By 2030, up to two-thirds of the world’s extreme poor will live in fragile and conflict-affected countries, according to a World Bank report released on Friday, 28 February 2020.
“Bucking the overall trend of a global decrease in extreme poverty, these countries are seeing sharp increases, threatening decades of progress in the fight against poverty. Fragile and conflict-affected situations take a huge toll on human capital, creating vicious cycles that lower people’s lifetime productivity and earnings and reduce socioeconomic mobility. One in five people in these countries are deprived of money, education and basic infrastructure simultaneously. And the number of people living in close proximity to conflict has nearly doubled in the past 10 years”, the report reiterated.
The report said in sub-Saharan Africa, the majority of the extreme poor live in fragile and conflict-affected countries, and fragility and conflict have a destabilising effect across borders.
In response, the World Bank has been scaling up its support to fragile, conflict and violent (FCV) countries in Africa through the International Development Association (IDA).
Over the past three years, IDA commitments to FCV countries in Africa nearly doubled from about $US6 billion in IDA17 to US$11billon so far in IDA18.
In the next three years, the World Bank will invest over $7 billion in the Sahel Region.
“Addressing humanitarian crises requires immediate support and long-term development approaches,” said World Bank Group President David Malpass. “To end extreme poverty and break the cycle of fragility, conflict, and violence, countries need to ensure access to basic services, transparent and accountable government institutions, and economic and social inclusion of the most marginalised communities.

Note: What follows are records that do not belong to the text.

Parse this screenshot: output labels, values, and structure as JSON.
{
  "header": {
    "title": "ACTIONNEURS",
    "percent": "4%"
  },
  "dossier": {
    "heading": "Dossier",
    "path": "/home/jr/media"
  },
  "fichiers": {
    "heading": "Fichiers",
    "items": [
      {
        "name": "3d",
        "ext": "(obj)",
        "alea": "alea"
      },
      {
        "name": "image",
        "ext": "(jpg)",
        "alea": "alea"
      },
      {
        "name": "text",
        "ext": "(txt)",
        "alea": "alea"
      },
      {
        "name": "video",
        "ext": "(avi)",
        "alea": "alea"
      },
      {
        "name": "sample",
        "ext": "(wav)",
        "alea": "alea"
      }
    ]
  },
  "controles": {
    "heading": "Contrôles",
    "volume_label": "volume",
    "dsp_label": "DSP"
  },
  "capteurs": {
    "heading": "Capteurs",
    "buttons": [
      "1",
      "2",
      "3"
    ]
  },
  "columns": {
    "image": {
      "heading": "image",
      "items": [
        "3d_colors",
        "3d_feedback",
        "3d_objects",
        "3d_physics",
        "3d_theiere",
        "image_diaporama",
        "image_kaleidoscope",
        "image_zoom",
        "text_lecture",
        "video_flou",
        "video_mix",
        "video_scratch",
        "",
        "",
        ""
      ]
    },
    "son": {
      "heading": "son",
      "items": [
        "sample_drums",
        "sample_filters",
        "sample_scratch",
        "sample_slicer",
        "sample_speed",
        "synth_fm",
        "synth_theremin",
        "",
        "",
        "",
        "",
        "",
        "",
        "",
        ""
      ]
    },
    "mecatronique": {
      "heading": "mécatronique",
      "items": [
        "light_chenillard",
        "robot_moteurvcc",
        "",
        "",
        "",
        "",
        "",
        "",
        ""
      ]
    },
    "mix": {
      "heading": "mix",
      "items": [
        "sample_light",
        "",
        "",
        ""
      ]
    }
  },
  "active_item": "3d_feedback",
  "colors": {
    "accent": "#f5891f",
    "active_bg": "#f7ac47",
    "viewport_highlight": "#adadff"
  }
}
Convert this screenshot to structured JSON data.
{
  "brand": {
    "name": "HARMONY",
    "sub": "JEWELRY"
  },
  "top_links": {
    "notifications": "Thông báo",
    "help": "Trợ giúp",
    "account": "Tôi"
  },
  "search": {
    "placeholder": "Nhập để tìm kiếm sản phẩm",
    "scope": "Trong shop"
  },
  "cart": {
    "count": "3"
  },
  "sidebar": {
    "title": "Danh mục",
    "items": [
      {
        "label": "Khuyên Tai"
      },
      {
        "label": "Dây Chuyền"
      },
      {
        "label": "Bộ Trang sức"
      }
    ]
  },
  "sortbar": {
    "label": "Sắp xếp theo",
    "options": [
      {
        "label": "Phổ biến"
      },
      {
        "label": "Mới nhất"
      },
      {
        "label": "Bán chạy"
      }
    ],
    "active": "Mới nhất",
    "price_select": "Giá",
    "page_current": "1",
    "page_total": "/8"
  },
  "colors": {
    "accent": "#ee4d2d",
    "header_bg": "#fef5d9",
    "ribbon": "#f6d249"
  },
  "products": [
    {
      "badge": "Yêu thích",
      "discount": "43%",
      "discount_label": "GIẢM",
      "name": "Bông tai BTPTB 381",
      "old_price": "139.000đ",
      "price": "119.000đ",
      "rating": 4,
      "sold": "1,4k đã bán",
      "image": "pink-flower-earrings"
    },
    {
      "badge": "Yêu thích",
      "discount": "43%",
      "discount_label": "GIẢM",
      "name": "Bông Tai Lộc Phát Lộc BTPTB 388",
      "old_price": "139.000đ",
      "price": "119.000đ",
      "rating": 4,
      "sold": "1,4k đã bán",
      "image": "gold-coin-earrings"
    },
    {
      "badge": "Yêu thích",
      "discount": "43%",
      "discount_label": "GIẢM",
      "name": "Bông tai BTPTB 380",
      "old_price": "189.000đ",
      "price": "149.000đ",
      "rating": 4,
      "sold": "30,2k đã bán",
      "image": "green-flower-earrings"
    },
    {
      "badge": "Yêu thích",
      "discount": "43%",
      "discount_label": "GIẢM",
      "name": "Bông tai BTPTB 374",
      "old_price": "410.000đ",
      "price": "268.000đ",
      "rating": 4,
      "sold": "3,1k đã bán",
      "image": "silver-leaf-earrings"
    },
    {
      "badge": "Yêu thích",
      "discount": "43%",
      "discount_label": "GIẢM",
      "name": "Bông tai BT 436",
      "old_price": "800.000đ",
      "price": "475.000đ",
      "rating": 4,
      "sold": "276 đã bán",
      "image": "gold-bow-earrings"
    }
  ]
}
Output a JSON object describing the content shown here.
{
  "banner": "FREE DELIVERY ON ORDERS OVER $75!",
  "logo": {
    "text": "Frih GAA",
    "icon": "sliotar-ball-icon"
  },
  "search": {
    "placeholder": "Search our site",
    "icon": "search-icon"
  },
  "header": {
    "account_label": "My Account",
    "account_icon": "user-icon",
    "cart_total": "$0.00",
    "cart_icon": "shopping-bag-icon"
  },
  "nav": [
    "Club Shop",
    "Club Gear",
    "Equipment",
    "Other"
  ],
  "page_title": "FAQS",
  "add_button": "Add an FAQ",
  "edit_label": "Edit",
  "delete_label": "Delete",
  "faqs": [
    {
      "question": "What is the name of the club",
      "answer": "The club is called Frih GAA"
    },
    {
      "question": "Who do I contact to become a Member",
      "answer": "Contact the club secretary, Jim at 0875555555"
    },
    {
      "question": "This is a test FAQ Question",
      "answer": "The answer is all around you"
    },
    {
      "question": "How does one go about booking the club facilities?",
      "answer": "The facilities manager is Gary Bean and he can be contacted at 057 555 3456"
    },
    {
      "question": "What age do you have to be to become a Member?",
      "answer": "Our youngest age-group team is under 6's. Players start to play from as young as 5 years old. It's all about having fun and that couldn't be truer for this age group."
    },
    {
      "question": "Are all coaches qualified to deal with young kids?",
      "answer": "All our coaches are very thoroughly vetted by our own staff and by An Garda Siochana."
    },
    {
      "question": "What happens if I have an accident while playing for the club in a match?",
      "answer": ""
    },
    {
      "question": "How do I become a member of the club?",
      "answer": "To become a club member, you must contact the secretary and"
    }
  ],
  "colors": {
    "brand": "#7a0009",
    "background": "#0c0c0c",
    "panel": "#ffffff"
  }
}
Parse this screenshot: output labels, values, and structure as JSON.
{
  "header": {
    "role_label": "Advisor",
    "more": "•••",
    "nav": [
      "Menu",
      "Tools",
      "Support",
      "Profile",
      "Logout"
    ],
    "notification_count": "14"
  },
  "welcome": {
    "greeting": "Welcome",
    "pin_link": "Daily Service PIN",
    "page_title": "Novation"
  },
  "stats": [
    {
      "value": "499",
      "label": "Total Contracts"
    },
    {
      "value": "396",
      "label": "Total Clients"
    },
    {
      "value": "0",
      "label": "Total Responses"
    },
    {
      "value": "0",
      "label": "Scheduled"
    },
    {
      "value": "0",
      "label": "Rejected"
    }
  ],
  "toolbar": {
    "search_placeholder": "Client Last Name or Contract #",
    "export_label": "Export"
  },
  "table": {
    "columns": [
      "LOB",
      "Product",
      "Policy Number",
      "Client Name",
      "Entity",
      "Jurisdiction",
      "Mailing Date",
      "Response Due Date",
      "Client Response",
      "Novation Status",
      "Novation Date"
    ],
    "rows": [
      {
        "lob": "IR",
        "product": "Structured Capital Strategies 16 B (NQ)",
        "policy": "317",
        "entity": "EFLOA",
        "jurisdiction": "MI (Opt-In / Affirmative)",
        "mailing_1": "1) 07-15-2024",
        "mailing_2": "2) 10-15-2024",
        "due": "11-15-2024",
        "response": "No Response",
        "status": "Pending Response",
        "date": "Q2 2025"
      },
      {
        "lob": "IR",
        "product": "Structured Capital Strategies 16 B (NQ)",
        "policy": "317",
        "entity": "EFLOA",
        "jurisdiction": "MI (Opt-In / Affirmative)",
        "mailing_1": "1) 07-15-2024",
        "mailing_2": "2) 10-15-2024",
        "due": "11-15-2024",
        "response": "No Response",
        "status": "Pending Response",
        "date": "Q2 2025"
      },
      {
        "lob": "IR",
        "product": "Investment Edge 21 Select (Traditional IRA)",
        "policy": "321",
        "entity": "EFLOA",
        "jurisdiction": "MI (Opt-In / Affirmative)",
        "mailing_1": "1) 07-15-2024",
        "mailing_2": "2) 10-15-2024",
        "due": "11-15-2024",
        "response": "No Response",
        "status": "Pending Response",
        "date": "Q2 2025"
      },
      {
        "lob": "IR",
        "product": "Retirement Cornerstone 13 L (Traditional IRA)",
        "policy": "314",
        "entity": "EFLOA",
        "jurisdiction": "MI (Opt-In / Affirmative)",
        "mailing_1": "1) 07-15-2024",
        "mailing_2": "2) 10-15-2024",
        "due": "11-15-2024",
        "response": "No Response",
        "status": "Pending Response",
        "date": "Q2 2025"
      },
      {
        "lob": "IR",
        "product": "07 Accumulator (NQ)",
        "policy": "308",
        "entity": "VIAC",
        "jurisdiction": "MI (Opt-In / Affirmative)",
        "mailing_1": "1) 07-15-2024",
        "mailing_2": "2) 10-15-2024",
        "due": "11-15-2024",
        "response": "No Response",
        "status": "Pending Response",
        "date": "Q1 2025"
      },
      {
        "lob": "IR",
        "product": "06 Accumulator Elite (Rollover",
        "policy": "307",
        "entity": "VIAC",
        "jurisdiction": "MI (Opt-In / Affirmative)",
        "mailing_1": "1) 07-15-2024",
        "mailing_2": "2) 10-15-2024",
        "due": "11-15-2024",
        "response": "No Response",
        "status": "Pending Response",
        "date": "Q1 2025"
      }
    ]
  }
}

These kinds of investments go hand in hand with humanitarian aid.”
The World Bank Group now emphasises working before, during, and after crisis situations to tackle poverty.
It emphasises prevention by proactively addressing the root causes of conflict — such as social and economic exclusion, climate change and demographic shocks — before tensions turn into full-blown crises.
During active conflict, it focuses on building institutional resilience and preserving essential services like health and education for the most vulnerable communities.
The strategy also emphasises long-term support to help countries transition out of fragility, including private sector solutions, such as scaling-up investments in small and medium enterprises that are essential to create jobs and spur economic growth.